▶ [TASK INSTRUCTIONS]
What lines of the data hold the string "week"? Pull each one out.

**** GIVEN DATA

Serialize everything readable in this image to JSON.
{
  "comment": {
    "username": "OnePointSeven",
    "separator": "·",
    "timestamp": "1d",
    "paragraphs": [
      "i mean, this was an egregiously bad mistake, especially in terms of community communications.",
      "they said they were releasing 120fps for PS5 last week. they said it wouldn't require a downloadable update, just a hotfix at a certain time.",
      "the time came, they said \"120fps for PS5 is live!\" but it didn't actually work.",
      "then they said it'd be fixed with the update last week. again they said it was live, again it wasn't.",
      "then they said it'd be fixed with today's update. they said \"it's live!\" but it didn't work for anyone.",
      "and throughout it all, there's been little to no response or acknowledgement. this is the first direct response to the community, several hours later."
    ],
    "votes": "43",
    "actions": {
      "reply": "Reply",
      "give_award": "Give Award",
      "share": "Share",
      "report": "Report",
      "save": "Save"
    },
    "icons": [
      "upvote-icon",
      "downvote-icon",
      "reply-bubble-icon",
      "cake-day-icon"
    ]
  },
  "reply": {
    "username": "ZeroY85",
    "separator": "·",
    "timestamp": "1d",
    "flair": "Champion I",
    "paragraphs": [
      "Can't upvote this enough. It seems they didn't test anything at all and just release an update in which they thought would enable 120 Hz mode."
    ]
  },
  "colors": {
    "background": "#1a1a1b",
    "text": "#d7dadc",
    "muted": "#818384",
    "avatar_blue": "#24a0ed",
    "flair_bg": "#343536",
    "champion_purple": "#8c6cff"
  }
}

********

▶ [FINISHED EXERCISE]
      "they said they were releasing 120fps for PS5 last week. they said it wouldn't require a downloadable update, just a hotfix at a certain time.",
      "then they said it'd be fixed with the update last week. again they said it was live, again it wasn't.",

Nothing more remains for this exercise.